Most of us benefit every day from the fact computers can now “understand” us when we speak or write, thanks to machine learning. Yet few of us have paused to consider the potentially damaging ways this same technology may be shaping our culture.
Human language is full of ambiguity and double meanings. For instance, consider the potential meaning of this phrase: “I went to project class”. Without context, it’s an ambiguous statement.
Computer scientists and linguists have spent decades trying to program computers to understand the nuances of human language. And in certain ways, computers are fast approaching humans’ ability to understand and generate text.
Through the very act of suggesting some words and not others, the predictive text and auto-complete features in our devices change the way we think. Through these subtle, everyday interactions, machine learning is influencing our culture.

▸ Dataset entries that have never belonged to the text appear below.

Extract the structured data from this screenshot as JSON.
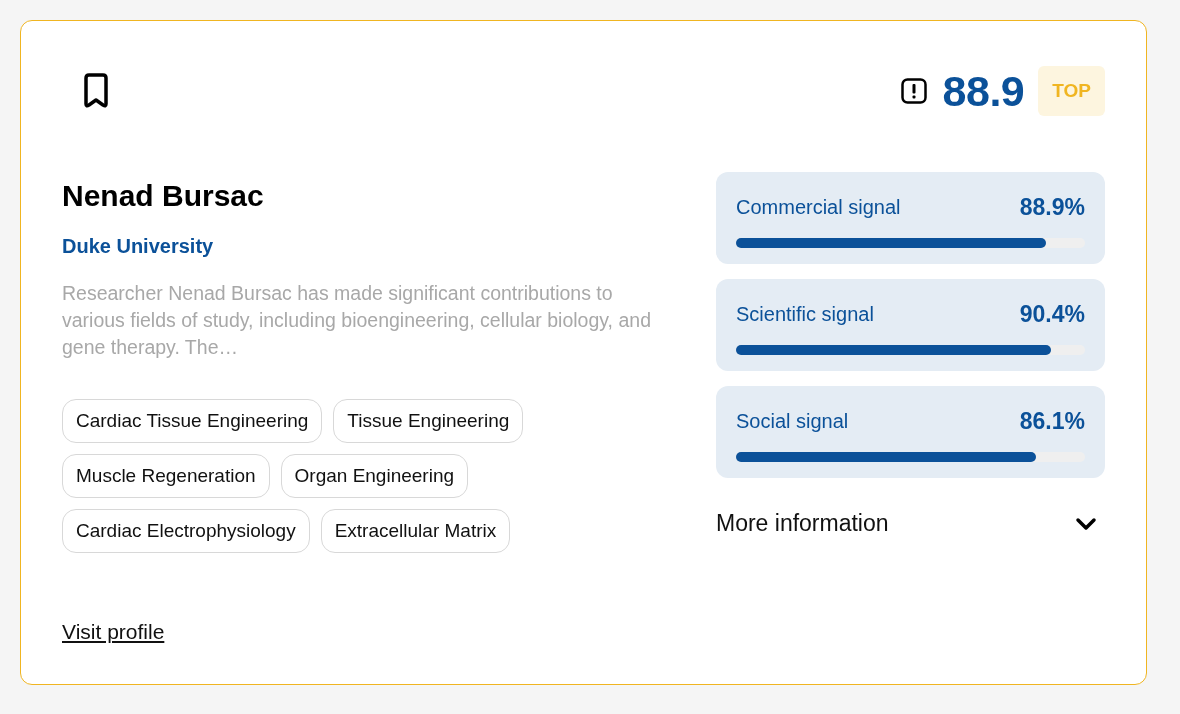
{
  "card": {
    "bookmarked": false,
    "score": "88.9",
    "badge": "TOP",
    "name": "Nenad Bursac",
    "institution": "Duke University",
    "description": "Researcher Nenad Bursac has made significant contributions to various fields of study, including bioengineering, cellular biology, and gene therapy. The…",
    "tags": [
      "Cardiac Tissue Engineering",
      "Tissue Engineering",
      "Muscle Regeneration",
      "Organ Engineering",
      "Cardiac Electrophysiology",
      "Extracellular Matrix"
    ],
    "link": "Visit profile",
    "signals": [
      {
        "label": "Commercial signal",
        "reading": "88.9%",
        "level": 0.889
      },
      {
        "label": "Scientific signal",
        "reading": "90.4%",
        "level": 0.904
      },
      {
        "label": "Social signal",
        "reading": "86.1%",
        "level": 0.861
      }
    ],
    "more": {
      "label": "More information",
      "expanded": false
    }
  }
}
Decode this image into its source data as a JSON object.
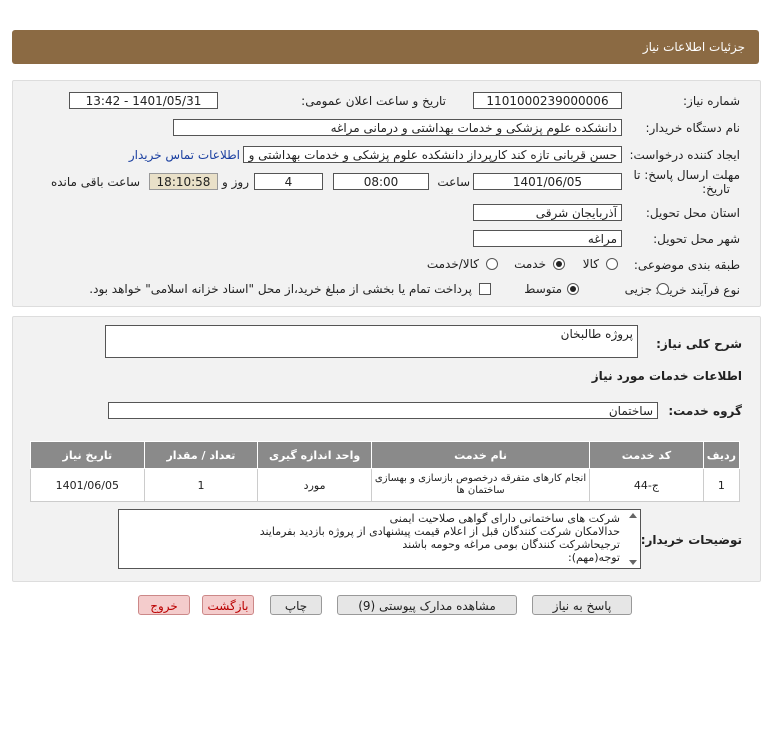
{
  "header": {
    "title": "جزئیات اطلاعات نیاز"
  },
  "form": {
    "need_number": {
      "label": "شماره نیاز:",
      "value": "1101000239000006"
    },
    "announce_date": {
      "label": "تاریخ و ساعت اعلان عمومی:",
      "value": "1401/05/31 - 13:42"
    },
    "buyer_org": {
      "label": "نام دستگاه خریدار:",
      "value": "دانشکده علوم پزشکی و خدمات بهداشتی و درمانی مراغه"
    },
    "requester": {
      "label": "ایجاد کننده درخواست:",
      "value": "حسن قربانی تازه کند کارپرداز دانشکده علوم پزشکی و خدمات بهداشتی و درمانی مراغه",
      "contact_link": "اطلاعات تماس خریدار"
    },
    "deadline": {
      "label1": "مهلت ارسال پاسخ: تا",
      "label2": "تاریخ:",
      "date": "1401/06/05",
      "time_label": "ساعت",
      "time": "08:00",
      "days": "4",
      "days_label": "روز و",
      "remaining": "18:10:58",
      "remaining_label": "ساعت باقی مانده"
    },
    "province": {
      "label": "استان محل تحویل:",
      "value": "آذربایجان شرقی"
    },
    "city": {
      "label": "شهر محل تحویل:",
      "value": "مراغه"
    },
    "category": {
      "label": "طبقه بندی موضوعی:",
      "options": [
        "کالا",
        "خدمت",
        "کالا/خدمت"
      ],
      "selected": "خدمت"
    },
    "purchase_type": {
      "label": "نوع فرآیند خرید :",
      "options": [
        "جزیی",
        "متوسط"
      ],
      "selected": "متوسط",
      "note": "پرداخت تمام یا بخشی از مبلغ خرید،از محل \"اسناد خزانه اسلامی\" خواهد بود."
    }
  },
  "summary": {
    "label": "شرح کلی نیاز:",
    "value": "پروژه طالبخان"
  },
  "services_title": "اطلاعات خدمات مورد نیاز",
  "service_group": {
    "label": "گروه خدمت:",
    "value": "ساختمان"
  },
  "table": {
    "headers": [
      "ردیف",
      "کد خدمت",
      "نام خدمت",
      "واحد اندازه گیری",
      "تعداد / مقدار",
      "تاریخ نیاز"
    ],
    "rows": [
      {
        "row": "1",
        "code": "ج-44",
        "name": "انجام کارهای متفرقه درخصوص بازسازی و بهسازی ساختمان ها",
        "unit": "مورد",
        "qty": "1",
        "date": "1401/06/05"
      }
    ]
  },
  "buyer_notes": {
    "label": "توضیحات خریدار:",
    "lines": [
      "شرکت های ساختمانی دارای گواهی صلاحیت ایمنی",
      "حدالامکان شرکت کنندگان قبل از اعلام قیمت پیشنهادی از پروژه بازدید بفرمایند",
      "ترجیحاشرکت کنندگان بومی مراغه وحومه باشند",
      "توجه(مهم):"
    ]
  },
  "buttons": {
    "reply": "پاسخ به نیاز",
    "attachments": "مشاهده مدارک پیوستی (9)",
    "print": "چاپ",
    "back": "بازگشت",
    "exit": "خروج"
  }
}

Are we ready for that?
I created an online interactive work for the Kyogle Writers Festival that lets you explore this technology in a harmless way.
What is natural language processing?
The field concerned with using everyday language to interact with computers is called “natural language processing”. We encounter it when we speak to Siri or Alexa, or type words into a browser and have the rest of our sentence predicted.
This is only possible due to vast improvements in natural language processing over the past decade — achieved through sophisticated machine-learning algorithms trained on enormous datasets (usually billions of words).
Last year, this technology’s potential became clear when the Generative Pre-trained Transformer 3 (GPT-3) was released. It set a new benchmark in what computers can do with language.
GPT-3 can take just a few words or phrases and generate whole documents of “meaningful” language, by capturing the contextual relationships between words in a sentence. It does this by building on machine-learning models, including two widely adopted models called “BERT” and “ELMO”.
How is this technology affecting culture?
However, there is a key issue with any language model produced by machine learning: they generally learn everything they know from data sources such as Wikipedia and Twitter.
In effect, machine learning takes data from the past, “learns” from it to produce a model, and uses this model to carry out tasks in the future. But during this process, a model may absorb a distorted or problematic worldview from its training data.
If the training data was biased, this bias will be codified and reinforced in the model, rather than being challenged. For example, a model may end up associating certain identity groups or races with positive words, and others with negative words.
This can lead to serious exclusion and inequality, as detailed in the recent documentary Coded Bias.
Everything you ever said
The interactive work I created allows people to playfully gain an intuition for how computers understand language. It is called Everything You Ever Said (EYES), in reference to the way natural language models draw on all kinds of data sources for training.
EYES allows you to take any piece of writing (less than 2000 characters) and “subtract” one concept and “add” another. In other words, it lets you use a computer to change the meaning of a piece of text. You can try it yourself.
Here’s an example of the Australian national anthem subjected to some automated revision. I subtracted the concept of “empire” and added the concept of “koala” to get:
Australians all let us grieve
For we are one and free
We’ve golden biota and abundance for poorness
Our koala is girt by porpoise
Our wildlife abounds in primate’s koalas
Of naturalness shiftless and rare
In primate’s wombat, let every koala
Wombat koala fair
In joyous aspergillosis then let us vocalise,
Wombat koala fair
What is going on here? At its core, EYES uses a model of the English language developed by researchers from Stanford University in the United States, called GLoVe (Global Vectors for Word Representation).
EYES uses GLoVe to change the text by making a series of analogies, wherein an “analogy” is a comparison between one thing and another. For instance, if I ask you: “man is to king what woman is to?” — you might answer “queen”. That’s an easy one.
But I could ask a more challenging question such as: “rose is to thorn what love is to?” There are several possible answers here, depending on your interpretation of the language. When asked about these analogies, GLoVe will produce the responses “queen” and “betrayal”, respectively.
GLoVe has every word in the English language represented as a vector in a multi-dimensional space (of around 300 dimensions). A such, it can perform calculations with words, adding and subtracting words as if they were numbers.
Cyborg culture is already here
The trouble with machine learning is that the associations being made between certain concepts remain hidden inside a black box; we can’t see or touch them. Approaches to making machine learning models more transparent are a focus of much current research.
The purpose of EYES is to let you experiment with these associations in a more playful way, so you can develop an intuition for how machine learning models view the world.
Some analogies will surprise you with their poignancy, while others may well leave you bewildered. Yet, every association was inferred from a huge corpus of a few billion words written by ordinary people.
Models such as GPT-3, which have learned from similar data sources, are already influencing how we use language. Having entire news feeds populated by machine-written text is no longer the stuff of science fiction. This technology is already here.
And the cultural footprint of machine-learning models seems to only be growing.
- is Senior Lecturer in Interaction Design, Queensland University of Technology
- This article first appeared on The Conversation